Graham Reid | | <1 min read
Although a number of struggling and serious musicians have already, in my hearing, bemoaned the amount of publicity and profile this album is generating on, largely, the back of sister Madeleine's acting career, it would be a pretty hard heart that didn't melt just a little in face of these sassy pop songs.
What makes it so smart is not just the clever production (Ed Cake with the sisters and Jeremy Toy, mixed by Tchad Blake) and the arrangements, but its content and stylistic inclusiveness.
The opener Take It or Break It is an open letter to a lover to make up her mind (New Wave pop), Not in Love is beamed in from the late Fifties, Blame It On Me is early Sixties girl-group drama, and Oh Boy hints at both the Fifties and contemporary urban r'n'b and is about breaking up in the modern manner (via your status on Facebook, of course).
Yes, the Sami Sisters may not be in for the long haul -- nor were Shortland Street's chart-bothering Katene Sisters -- but you can't deny the charm and sass of much of this.
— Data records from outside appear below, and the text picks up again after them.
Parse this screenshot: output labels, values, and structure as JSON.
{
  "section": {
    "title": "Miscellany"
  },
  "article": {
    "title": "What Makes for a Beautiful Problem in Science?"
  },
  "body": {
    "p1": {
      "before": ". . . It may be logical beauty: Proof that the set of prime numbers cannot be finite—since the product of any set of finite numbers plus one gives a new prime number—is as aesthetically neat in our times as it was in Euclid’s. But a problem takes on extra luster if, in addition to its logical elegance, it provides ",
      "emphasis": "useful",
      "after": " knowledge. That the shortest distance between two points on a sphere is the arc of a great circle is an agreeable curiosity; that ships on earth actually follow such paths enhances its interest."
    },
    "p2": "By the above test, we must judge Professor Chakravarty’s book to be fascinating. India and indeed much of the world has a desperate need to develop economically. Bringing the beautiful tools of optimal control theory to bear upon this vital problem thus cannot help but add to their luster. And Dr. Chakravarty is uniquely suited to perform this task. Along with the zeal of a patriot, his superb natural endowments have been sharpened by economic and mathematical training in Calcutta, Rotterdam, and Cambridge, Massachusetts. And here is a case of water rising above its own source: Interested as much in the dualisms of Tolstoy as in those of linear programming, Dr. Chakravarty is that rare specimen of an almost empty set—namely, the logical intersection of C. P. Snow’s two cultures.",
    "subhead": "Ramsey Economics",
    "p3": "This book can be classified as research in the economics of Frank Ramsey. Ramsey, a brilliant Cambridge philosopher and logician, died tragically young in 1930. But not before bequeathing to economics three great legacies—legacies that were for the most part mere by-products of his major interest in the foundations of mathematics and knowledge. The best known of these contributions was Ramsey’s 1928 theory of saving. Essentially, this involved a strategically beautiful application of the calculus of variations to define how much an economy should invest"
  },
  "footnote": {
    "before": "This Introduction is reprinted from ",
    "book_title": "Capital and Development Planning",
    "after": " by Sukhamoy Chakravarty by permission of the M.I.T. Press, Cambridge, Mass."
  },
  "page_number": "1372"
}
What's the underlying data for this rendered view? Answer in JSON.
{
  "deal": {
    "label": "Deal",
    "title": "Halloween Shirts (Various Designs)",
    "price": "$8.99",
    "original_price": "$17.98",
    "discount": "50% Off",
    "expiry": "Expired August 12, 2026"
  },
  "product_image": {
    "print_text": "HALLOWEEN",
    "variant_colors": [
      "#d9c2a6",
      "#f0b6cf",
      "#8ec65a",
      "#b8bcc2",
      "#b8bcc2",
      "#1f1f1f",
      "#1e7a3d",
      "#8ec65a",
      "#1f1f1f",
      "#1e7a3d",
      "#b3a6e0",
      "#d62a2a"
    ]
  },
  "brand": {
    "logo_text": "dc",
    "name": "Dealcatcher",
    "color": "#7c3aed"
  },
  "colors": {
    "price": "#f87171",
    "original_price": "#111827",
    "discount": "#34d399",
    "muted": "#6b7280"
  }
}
It's fun and that's a rare enough commodity.
Unfortunately when this takes its subject matter of breaking up seriously -- the earnest Eighties-styled Closer seems a very long three minutes, as does the downbeat Upside Down -- it is considerably less interesting.
But the best here -- among them the potty-mouthed Same Ol' Same Ol' which has a touch of country-rock about it -- is deserving of serious (and not-so serious) attention.